Using a Nikon D810, I selected the AF Nikkor 16-35mm f/4 lens and set it to 35mm for this composition. I like this lens for several reasons. It’s sharp, relatively compact, and it’s ultra-wide angle allows me to emphasize foregrounds and take in expansive vistas. In addition, its 77mm front diameter means it’s easily filtered, unlike ultra-wide angle lenses with a bulbous front element. Once I settled in to my spot, I knew that as the sun rose, I would need to balance the brighter sky with the darker foreground. For this image, I used a Vü Filters Sion Q soft-edged graduated neutral density filter to keep the sky exposure in balance with the foreground. This enabled me to capture the brilliant orange tones of the rising sun, as well as the subtle texture of the thin layer of clouds overhead.
When photographing a landscape such as this, I am almost always mounted on a tripod. I like to manipulate the appearance of the water in an image by using different shutter speeds. A few earlier exposures using longer shutter speeds produced unsatisfactory results because the long exposure caused the raging waters to appear as fog. I wanted to capture the individual waves, the churning of the water in the cove, the crashing of the waves on the rocks. To do this, I raised my ISO to 400 and set my aperture to f/8, which resulted in a shutter speed of 1/3. I’ve found that shutter speed to be right about perfect for capturing water’s motion without freezing it too much and eliminating the sense of motion. A quick check of my histogram confirmed I was not clipping either in the highlights or shadows, so I moved on to other compositions after this capture.

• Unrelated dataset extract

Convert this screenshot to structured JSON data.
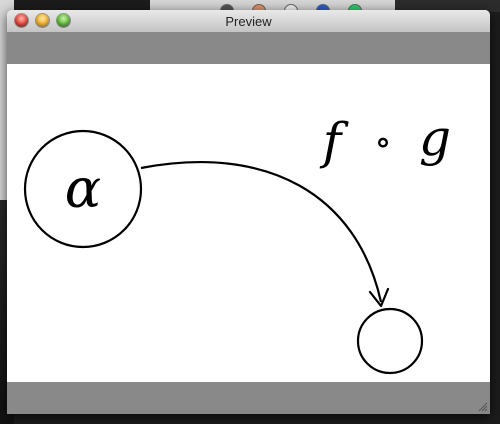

As I capture all images as RAW files, I needed to process the image in Adobe Camera RAW. I opened the file and immediately use the highlight slider to further bring down my highlight areas and use the Shadows slider to open up shadow detail. The resulting image appears flat and lacks contrast and saturation, which is what I need for the next step. After opening in Photoshop, I use Nik Collection’s Color Efex Pro 4’s Brilliance and Warmth to build color saturation back up, and Pro Contrast to build the contrast up to a more pleasing level. This workflow gives me the freedom I like to target only certain areas of an image if I choose, as well as use adjustment layers and masking if necessary. This image required nothing more than the Color Efex Pro 4 application.
The final image captured not only a beautiful sunrise and end of summer scene, but also my personal emotions at the time. The churning seas, the lighthouse keeping watch, and the bright colors of sunrise all matched the turmoil I was dealing with, as well as the hope I felt at my new beginning.